  • The death rate from motor vehicle traffic crashes among adults aged 65 and over was 1.7 times higher in nonmetropolitan areas compared with metropolitan areas.

 


STATE VITALS: NEW YORK

May 4, 2015

The state of New York scores lower than the nation overall in births to unmarried mothers, preterm births and teen births.

However, among the 10 leading causes of death in the United States, the empire state has mortality rates that are higher than the U.S. rates for the following causes: heart disease and influenza/pneumonia and kidney disease.

Here is a list of the 15 leading causes of death in New York in 2013 with ICD 10 codes:

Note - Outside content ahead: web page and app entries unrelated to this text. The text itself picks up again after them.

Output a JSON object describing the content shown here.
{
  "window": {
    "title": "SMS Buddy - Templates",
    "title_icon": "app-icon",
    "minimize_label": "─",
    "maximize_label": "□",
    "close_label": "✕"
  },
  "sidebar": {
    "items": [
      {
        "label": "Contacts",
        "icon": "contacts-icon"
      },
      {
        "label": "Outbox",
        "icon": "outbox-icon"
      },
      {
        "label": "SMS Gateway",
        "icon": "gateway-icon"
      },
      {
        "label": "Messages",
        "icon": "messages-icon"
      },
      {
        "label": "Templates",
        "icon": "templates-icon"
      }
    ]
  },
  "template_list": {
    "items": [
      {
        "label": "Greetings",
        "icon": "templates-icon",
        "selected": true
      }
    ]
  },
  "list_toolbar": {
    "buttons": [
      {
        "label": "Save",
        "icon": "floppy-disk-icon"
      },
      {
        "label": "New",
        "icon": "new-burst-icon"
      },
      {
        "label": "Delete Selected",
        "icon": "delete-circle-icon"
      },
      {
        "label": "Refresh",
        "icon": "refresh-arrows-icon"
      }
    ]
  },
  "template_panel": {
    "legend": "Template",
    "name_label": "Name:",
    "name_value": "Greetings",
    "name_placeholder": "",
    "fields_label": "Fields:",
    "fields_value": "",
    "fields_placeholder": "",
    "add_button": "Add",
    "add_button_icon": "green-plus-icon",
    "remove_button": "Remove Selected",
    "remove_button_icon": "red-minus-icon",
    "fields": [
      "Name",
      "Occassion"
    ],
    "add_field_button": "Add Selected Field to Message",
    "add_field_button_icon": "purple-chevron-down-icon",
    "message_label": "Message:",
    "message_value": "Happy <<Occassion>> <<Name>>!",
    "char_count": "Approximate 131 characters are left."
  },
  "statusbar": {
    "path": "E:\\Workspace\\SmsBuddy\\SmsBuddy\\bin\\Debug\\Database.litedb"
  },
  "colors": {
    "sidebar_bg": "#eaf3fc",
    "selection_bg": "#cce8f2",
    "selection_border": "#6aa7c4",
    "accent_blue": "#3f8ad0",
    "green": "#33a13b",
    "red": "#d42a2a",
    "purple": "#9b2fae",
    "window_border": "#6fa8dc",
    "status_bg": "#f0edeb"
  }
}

1. Diseases of heart (I00-I09,I11,I13,I20-I51)

2. Malignant neoplasms (C00-C97)

3. Chronic lower respiratory diseases (J40-J47)

4. Cerebrovascular diseases (I60-I69)

5. Accidents (unintentional injuries) (V01-X59,Y85-Y86)

6. Influenza and pneumonia (J09-J18)

7. Diabetes mellitus (E10-E14)

8. Alzheimer’s disease (G30)

9. Septicemia (A40-A41)

10. Nephritis, nephrotic syndrome and nephrosis (N00-N07,N17-N19,N25-N27)

11. Essential hypertension and hypertensive renal disease (I10,I12,I15)

12. Intentional self-harm (suicide) (*U03,X60-X84,Y87.0)

13. Chronic liver disease and cirrhosis (K70,K73-K74)

14. Parkinson’s disease (G20-G21)

15. Pneumonitis due to solids and liquids (J69)